(Jason Deno). Deno had training and several years of
experience in auto body and collision repair. Deno believed
that he could repair the damage with tools from his home.
Phillips authorized Baker, Gunn, and Deno to take Gunn's
vehicle to Deno's home and attempt repair. After about an
hour, the three officers reported back to Phillips that the
repair attempt was unsuccessful and that a bolt had broken
during the attempt. Phillips and Deno then went to the city
garage and obtained a replacement bolt from a wrecked police
instructed Baker, Gunn, Deno, and a probationary officer
riding with Deno (Todd Davis) to meet him at the rear of a
nightclub, Electric Cowboy, at its garage area. These
officers remained out of service with Phillips's
authorization for the few hours they spent at Electric
Cowboy. Phillips spoke to the manager at the nightclub, who
agreed to help Phillips repair the bumper. In order to put
the bumper back into place, they used a rubber mallet to push
it and a tow strap attached to a truck to pull it; then they
replaced the broken bolt. The manager advised Phillips that
the vehicle's broken crossmember needed to be welded back
into place. Phillips told the officers that the incident
would be reported to Lieutenant Thomas the next day and that
if Thomas did not approve of the actions taken, a file on the
incident would be generated.
and Davis became uncomfortable and left the nightclub. The
manager welded the crossmember after disconnecting the
electrical wires from the bumper, reconnecting the wires
afterward. Touch-up paint was applied to the bumper.
Phillips, Baker, and Gunn then returned to the police
April 13, 2014, Phillips had Lieutenant Thomas examine the
push bumper to determine whether an accident file should be
completed. Phillips reported that the push bumper had been
damaged but that he had repaired the damage. Thomas did not
believe the vehicle to be seriously damaged, so Thomas signed
a notation of damage in the vehicle's damage book but
wrote that no further action was necessary.
April 23, 2014, a police officer (Donna Lesher) took this
vehicle to an authorized repair location after it was
reported that the strobe lights were not working. Lesher
discovered that the push bumper had been damaged and repaired
in a manner not consistent with LRPD policy. Lesher reported
this to Captain Hastings. Thomas overheard the conversation,
and Thomas said that the damage resulted from an accident
that had happened on April 12, 2014. Phillips heard this
conversation as he approached, adding that there was a minor
accident and that he had fixed the damage with help from a
friend. Hastings ordered Thomas to investigate the situation.
later said that he told Thomas on April 23 that he had welded
the broken crossmember, but Thomas said that he was unaware
of that. Phillips acknowledged that the police patrol unit
did not belong at a nightclub for the purpose of repairs, and
he acknowledged that he misallocated LRPD manpower by

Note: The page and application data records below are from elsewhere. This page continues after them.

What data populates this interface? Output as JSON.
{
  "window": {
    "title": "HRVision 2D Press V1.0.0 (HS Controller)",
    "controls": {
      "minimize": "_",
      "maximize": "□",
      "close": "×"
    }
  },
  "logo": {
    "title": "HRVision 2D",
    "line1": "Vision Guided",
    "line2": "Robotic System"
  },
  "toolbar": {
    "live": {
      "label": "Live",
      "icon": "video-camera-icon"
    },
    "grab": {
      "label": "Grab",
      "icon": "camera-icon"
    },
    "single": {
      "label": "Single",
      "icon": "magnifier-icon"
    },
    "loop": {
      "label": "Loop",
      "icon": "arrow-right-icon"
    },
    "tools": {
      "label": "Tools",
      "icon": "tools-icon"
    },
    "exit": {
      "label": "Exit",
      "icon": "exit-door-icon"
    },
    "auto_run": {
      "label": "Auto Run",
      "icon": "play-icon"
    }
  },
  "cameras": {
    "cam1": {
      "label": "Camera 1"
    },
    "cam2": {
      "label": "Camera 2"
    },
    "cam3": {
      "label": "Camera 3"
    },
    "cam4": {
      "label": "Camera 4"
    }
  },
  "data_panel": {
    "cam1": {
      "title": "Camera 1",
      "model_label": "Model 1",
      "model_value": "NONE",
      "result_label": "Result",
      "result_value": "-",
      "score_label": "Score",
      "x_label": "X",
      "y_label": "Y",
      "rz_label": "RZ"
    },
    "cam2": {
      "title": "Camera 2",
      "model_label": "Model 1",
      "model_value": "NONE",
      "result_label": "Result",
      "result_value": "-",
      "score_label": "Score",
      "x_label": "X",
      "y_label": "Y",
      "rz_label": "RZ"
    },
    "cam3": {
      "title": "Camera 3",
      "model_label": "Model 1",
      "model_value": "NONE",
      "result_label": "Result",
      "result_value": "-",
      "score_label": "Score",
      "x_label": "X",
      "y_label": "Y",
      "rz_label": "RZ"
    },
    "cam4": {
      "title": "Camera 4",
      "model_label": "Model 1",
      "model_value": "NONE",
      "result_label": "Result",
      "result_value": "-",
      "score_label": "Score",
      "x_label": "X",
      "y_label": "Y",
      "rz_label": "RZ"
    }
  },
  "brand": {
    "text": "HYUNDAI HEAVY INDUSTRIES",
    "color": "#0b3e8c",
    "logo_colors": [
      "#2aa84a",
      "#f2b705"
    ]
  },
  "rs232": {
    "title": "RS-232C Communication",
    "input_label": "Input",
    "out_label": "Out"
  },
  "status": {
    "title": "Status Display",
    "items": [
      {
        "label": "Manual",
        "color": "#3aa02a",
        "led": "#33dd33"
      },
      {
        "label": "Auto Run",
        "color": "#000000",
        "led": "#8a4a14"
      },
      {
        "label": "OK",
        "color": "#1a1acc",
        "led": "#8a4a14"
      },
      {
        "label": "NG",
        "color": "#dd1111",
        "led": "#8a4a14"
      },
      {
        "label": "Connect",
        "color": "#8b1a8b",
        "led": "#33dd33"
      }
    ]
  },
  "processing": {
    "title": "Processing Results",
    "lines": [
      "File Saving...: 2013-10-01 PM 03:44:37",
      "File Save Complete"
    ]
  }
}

directing the officers to bring the vehicle to Electric
Cowboy on the evening of April 12.
police chief determined that Phillips had violated two
general orders and four rules and regulations of the LRPD.
The violations concerned requirements that any accident
resulting in damage be followed by an accident report with
certain protocol for vehicle repairs; that no repair be made
without the permission of the police chief; and that officers
refrain from conduct unbecoming an officer or in dereliction
of their duty. The police chief believed that Phillips was
trying to help his subordinate officers and did not have bad
intentions, that he had exercised bad judgment, that he was
honest and took responsibility for his actions, and that he
had a good ...